Since the end of the 17th century, a renowned cheese was being produced in the Camembert region of Normandy. In his Geographic Dictionary, published in 1708, Thomas Corneille wrote: "Vimonstiers: [...] every Monday a large market is held, to which are brought excellent cheeses from Livarot and Camembert." However, according to a later legend which appeared at the beginning of the 20th century, the invention of Camembert cheese was attributed to Marie Harel who would have benefited from the advice of a refractory priest, Abbot Charles-Jean Bonvoust, who was hidden in 1796-97 at the Manor of Beaumoncel where she worked. Supposedly, he was a native of Brie and passed along to Marie a recipe for a kind of cheese with a bloomy edible rind, such as was produced in his native area. In reality, Bonvoust came from Pays de Caux. This apocryphal story, for which there is no evidence, is still often accepted as true.
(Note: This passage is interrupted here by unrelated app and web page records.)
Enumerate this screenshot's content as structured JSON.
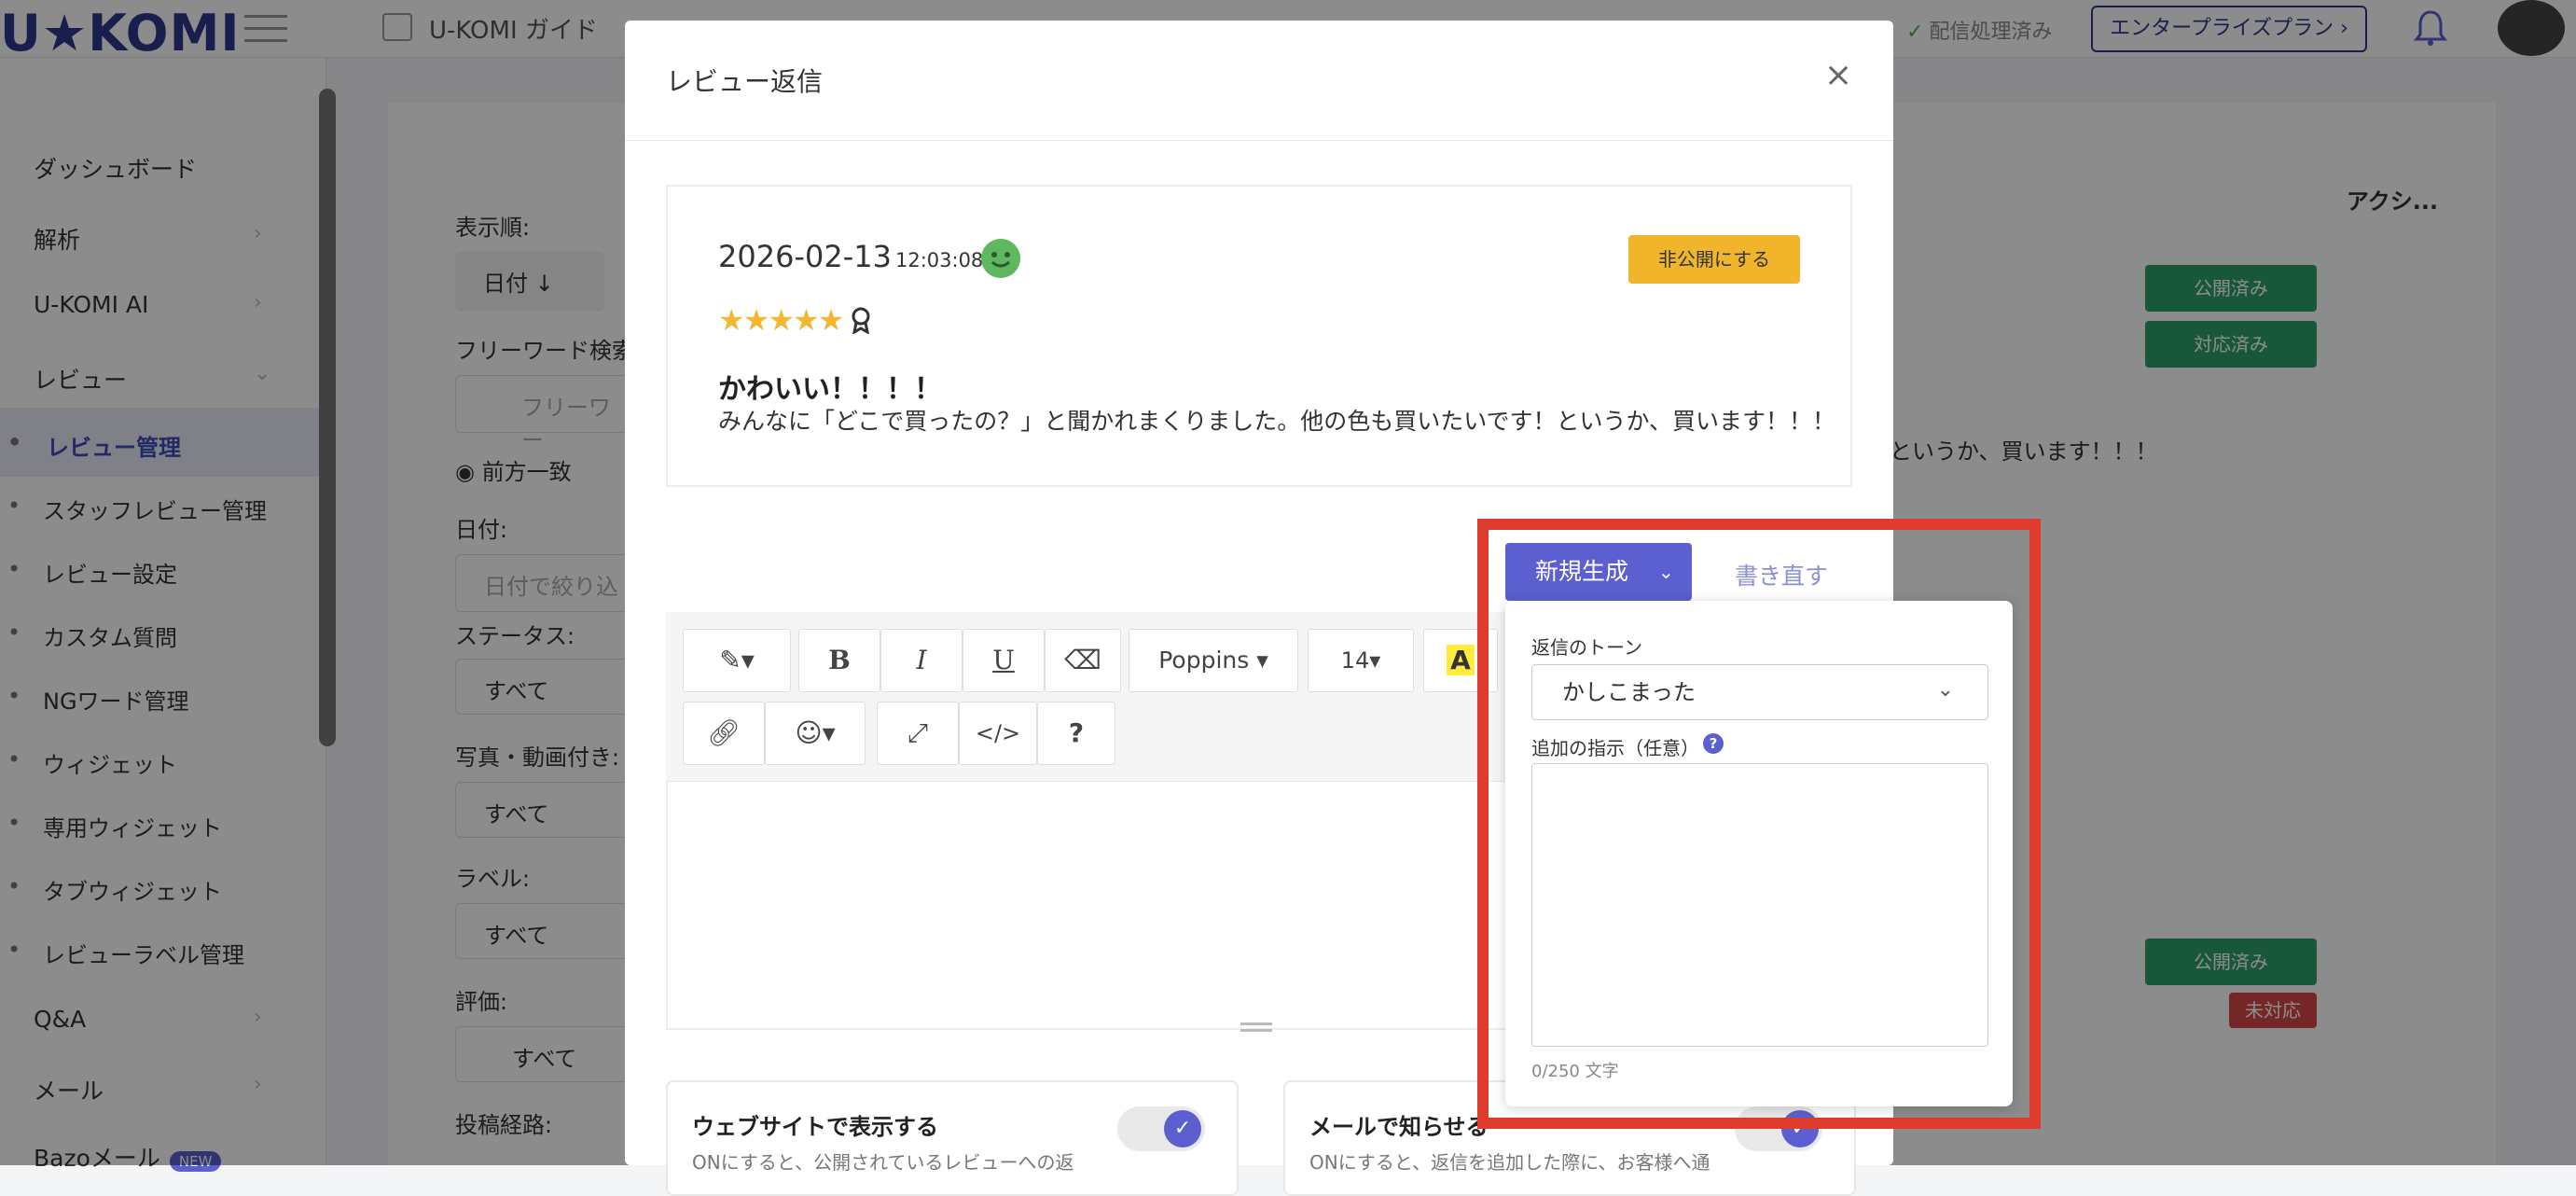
{
  "app": {
    "logo": "U★KOMI",
    "guide": "U-KOMI ガイド",
    "status": "配信処理済み",
    "plan": "エンタープライズプラン ›"
  },
  "sidebar": {
    "items": [
      {
        "label": "ダッシュボード"
      },
      {
        "label": "解析"
      },
      {
        "label": "U-KOMI AI"
      },
      {
        "label": "レビュー"
      }
    ],
    "subitems": [
      {
        "label": "レビュー管理"
      },
      {
        "label": "スタッフレビュー管理"
      },
      {
        "label": "レビュー設定"
      },
      {
        "label": "カスタム質問"
      },
      {
        "label": "NGワード管理"
      },
      {
        "label": "ウィジェット"
      },
      {
        "label": "専用ウィジェット"
      },
      {
        "label": "タブウィジェット"
      },
      {
        "label": "レビューラベル管理"
      }
    ],
    "bottom": [
      {
        "label": "Q&A"
      },
      {
        "label": "メール"
      },
      {
        "label": "Bazoメール"
      }
    ],
    "new_badge": "NEW"
  },
  "background": {
    "sort_label": "表示順:",
    "sort_value": "日付 ↓",
    "keyword_label": "フリーワード検索",
    "keyword_placeholder": "フリーワー",
    "match_label": "前方一致",
    "date_label": "日付:",
    "date_placeholder": "日付で絞り込",
    "status_label": "ステータス:",
    "status_value": "すべて",
    "photo_label": "写真・動画付き:",
    "photo_value": "すべて",
    "label_label": "ラベル:",
    "label_value": "すべて",
    "rating_label": "評価:",
    "rating_value": "すべて",
    "channel_label": "投稿経路:",
    "action_header": "アクシ...",
    "tag_published": "公開済み",
    "tag_handled": "対応済み",
    "tag_unhandled": "未対応",
    "snippet": "というか、買います！！！"
  },
  "modal": {
    "title": "レビュー返信",
    "close": "×",
    "review": {
      "date": "2026-02-13",
      "time": "12:03:08",
      "hide_button": "非公開にする",
      "stars": "★★★★★",
      "rating": 5,
      "title": "かわいい！！！！",
      "body": "みんなに「どこで買ったの？」と聞かれまくりました。他の色も買いたいです！というか、買います！！！"
    },
    "editor": {
      "font": "Poppins ▾",
      "size": "14▾",
      "bold": "B",
      "italic": "I",
      "underline": "U",
      "code": "</>",
      "help": "?"
    },
    "toggles": [
      {
        "title": "ウェブサイトで表示する",
        "sub": "ONにすると、公開されているレビューへの返"
      },
      {
        "title": "メールで知らせる",
        "sub": "ONにすると、返信を追加した際に、お客様へ通"
      }
    ],
    "generate": {
      "button": "新規生成",
      "rewrite": "書き直す",
      "tone_label": "返信のトーン",
      "tone_value": "かしこまった",
      "instruction_label": "追加の指示（任意）",
      "counter": "0/250 文字"
    }
  },
  "colors": {
    "accent": "#5b5fcf",
    "highlight": "#e03c2d",
    "hide_button": "#f1b52b",
    "published": "#2f9e6a",
    "unhandled": "#d64545"
  }
}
Marie Harel did make Camembert cheese, according to local custom. She initiated a dynasty of entrepreneurial cheese makers who produced Camembert cheese on a large scale, notably her grandson Cyrille Paynel, born in 1817, who created a cheese factory in the commune of Le Mesnil-Mauger in Calvados.
The success of the production of Camembert in the first half of the 19th century was largely due to the descendants of Harel, who considered themselves the only legitimate users of the designation "Camembert". However, beginning in 1870, other Norman cheese makers contested this family monopoly.
The town of Vimoutiers had a statue to her. On 14 June 1944, during the Battle of Normandy, Vimoutiers was bombarded by Allied forces. The village was destroyed and 220 people died. 400 people of Van Wert, Ohio contributed in the costs of reconstruction and reparation of the town including the replacement of Marie Harel's statue in 1953. This is recorded by a plaque in the market square of Vimoutiers.
A legend says that she died in Champosoult, but actually it was her daughter, also named Marie (1781–1855), who died there. Harel was also honored with a Google Doodle on the occasion of her 256th birthday in 2017.
- "Marie Harel's 256th Birthday". www.google.com. Retrieved 28 April 2017.
- Kilpatrick, Ryan (28 April 2017). "Google Doodle Celebrates Inventor of Camembert Marie Harel". Time. Retrieved 28 April 2017.
- Gérard Roger-Gervais, L'Esprit du camembert, Cheminements, 2005, p.53
- The new statue and plaque, Wikimedia Commons, Retrieved 29 April 2017
- Sarka-SPIP, Collectif. "CHAMPOSOULT (61) : cimetière - Cimetières de France et d'ailleurs".
- Pierre Boisard, Le Camembert, mythe français, Paris, Odile Jacob, 2007.